### PROBLEM DESCRIPTION
Take from the material every line that contains the word "content".
++++++
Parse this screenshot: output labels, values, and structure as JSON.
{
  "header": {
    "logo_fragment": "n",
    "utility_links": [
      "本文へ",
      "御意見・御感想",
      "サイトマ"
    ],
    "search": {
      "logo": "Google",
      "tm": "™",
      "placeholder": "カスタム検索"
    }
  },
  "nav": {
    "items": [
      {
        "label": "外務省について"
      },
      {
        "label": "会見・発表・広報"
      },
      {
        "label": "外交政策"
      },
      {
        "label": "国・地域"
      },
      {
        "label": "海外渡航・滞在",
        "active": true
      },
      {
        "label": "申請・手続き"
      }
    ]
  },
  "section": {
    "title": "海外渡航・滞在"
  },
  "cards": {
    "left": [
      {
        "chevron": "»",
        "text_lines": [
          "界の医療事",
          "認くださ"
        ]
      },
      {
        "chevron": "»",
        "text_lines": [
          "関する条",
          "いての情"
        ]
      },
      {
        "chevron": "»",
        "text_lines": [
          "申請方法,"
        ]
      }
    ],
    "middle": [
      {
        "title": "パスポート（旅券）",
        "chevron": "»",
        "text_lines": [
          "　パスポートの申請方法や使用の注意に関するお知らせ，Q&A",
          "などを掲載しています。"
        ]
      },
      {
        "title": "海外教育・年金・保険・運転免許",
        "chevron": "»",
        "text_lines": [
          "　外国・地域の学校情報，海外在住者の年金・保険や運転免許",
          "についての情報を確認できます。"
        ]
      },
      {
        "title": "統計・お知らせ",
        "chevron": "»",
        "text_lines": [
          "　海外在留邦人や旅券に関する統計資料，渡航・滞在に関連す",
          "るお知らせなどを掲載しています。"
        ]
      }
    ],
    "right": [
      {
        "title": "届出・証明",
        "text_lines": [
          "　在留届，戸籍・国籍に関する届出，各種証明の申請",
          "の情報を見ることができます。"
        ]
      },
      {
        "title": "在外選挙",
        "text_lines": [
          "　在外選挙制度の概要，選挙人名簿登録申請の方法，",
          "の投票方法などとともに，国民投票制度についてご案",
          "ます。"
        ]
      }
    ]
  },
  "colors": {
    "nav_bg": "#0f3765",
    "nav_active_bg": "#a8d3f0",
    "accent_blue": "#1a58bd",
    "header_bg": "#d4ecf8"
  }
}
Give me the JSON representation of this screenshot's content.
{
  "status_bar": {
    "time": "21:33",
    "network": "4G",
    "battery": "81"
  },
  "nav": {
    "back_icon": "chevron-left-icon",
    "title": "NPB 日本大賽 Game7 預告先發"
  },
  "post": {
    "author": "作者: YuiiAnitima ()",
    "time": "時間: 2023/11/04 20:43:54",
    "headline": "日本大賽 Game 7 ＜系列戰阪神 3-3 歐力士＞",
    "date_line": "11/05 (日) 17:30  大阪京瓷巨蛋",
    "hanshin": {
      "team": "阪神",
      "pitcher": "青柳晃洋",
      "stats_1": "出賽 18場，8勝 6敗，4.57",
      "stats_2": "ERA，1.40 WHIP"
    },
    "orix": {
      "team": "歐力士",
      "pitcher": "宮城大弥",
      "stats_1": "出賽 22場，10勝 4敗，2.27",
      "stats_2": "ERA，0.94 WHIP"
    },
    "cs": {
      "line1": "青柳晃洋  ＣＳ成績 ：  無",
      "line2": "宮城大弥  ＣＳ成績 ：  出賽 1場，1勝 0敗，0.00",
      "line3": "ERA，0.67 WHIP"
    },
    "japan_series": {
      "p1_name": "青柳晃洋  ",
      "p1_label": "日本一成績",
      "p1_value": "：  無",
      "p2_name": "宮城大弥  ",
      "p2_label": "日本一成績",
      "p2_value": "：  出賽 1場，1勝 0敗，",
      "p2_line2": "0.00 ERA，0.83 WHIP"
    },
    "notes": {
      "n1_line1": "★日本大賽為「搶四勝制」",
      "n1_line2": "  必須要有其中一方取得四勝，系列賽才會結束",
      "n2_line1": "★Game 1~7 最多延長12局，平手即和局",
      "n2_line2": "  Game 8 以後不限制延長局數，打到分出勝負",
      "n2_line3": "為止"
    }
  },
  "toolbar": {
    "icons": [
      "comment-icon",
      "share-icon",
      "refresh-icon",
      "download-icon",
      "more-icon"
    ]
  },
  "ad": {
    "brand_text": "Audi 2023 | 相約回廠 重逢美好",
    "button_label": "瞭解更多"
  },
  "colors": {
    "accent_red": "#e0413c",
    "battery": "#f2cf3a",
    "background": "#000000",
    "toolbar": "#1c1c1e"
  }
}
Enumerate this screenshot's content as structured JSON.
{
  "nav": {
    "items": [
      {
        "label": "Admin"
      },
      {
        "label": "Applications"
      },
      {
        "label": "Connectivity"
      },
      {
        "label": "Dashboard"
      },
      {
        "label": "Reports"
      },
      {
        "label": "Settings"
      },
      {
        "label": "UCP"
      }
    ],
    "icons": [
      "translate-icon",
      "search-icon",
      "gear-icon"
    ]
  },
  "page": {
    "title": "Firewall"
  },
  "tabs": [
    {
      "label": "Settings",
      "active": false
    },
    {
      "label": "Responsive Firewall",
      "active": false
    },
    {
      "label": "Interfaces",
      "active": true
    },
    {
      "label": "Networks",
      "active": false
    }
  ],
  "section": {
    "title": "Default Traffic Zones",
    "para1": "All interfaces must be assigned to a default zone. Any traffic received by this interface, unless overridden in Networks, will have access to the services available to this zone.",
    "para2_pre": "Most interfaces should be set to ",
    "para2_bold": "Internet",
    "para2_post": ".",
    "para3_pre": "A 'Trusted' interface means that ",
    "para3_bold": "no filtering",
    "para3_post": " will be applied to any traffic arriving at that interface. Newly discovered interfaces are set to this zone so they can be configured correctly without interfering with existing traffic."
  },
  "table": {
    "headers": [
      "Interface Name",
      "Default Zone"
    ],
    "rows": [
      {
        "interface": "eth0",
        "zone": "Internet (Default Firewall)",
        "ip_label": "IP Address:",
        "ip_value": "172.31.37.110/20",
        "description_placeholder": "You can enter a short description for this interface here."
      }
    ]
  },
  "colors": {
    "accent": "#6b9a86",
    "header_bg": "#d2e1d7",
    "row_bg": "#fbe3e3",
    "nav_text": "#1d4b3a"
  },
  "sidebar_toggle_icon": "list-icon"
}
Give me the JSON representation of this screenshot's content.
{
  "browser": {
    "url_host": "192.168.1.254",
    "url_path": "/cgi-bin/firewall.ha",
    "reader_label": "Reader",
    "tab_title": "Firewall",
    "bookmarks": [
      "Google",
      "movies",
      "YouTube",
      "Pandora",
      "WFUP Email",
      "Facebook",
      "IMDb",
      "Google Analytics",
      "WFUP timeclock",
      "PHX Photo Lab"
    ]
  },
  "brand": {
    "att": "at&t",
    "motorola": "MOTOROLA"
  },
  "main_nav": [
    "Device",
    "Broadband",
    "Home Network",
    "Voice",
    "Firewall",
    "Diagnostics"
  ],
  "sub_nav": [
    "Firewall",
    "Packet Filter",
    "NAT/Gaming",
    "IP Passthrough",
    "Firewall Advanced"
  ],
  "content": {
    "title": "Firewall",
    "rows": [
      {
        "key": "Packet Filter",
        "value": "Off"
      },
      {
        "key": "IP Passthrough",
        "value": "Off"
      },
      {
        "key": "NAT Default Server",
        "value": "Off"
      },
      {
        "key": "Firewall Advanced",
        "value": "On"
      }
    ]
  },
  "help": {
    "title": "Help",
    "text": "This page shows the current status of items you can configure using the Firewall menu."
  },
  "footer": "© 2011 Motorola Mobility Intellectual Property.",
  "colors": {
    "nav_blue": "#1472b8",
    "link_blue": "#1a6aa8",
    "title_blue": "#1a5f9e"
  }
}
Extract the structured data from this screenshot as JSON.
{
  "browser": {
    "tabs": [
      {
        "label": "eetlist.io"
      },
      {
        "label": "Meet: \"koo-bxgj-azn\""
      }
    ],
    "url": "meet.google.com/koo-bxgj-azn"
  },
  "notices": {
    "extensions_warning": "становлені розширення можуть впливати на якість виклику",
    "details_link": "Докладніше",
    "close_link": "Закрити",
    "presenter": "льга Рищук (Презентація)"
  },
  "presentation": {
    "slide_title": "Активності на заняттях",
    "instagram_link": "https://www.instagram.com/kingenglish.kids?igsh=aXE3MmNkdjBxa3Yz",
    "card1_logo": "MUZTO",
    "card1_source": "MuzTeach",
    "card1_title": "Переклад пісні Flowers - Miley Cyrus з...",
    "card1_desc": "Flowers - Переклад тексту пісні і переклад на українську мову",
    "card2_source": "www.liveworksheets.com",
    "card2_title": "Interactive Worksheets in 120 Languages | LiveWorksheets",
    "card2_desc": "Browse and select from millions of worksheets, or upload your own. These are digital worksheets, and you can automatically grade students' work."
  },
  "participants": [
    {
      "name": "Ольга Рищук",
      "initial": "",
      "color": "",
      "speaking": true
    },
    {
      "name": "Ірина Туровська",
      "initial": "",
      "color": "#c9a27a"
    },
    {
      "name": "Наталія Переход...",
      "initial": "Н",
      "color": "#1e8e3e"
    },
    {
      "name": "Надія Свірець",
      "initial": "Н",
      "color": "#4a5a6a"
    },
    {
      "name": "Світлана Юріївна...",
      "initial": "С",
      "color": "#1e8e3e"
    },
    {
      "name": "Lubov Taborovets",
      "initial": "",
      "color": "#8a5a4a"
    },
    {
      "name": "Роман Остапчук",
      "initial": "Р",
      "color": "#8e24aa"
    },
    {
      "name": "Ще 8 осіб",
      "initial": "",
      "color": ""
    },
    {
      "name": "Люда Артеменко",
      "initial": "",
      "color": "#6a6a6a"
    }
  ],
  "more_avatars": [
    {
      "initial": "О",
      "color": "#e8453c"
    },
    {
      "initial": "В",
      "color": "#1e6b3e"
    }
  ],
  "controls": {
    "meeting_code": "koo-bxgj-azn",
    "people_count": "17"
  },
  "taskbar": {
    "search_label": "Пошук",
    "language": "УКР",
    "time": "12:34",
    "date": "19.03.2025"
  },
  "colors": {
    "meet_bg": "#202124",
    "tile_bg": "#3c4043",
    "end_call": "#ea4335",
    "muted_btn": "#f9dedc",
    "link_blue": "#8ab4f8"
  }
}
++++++
### REPLY
Give me the JSON representation of this screenshot's content.
Enumerate this screenshot's content as structured JSON.
Give me the JSON representation of this screenshot's content.
  "content": {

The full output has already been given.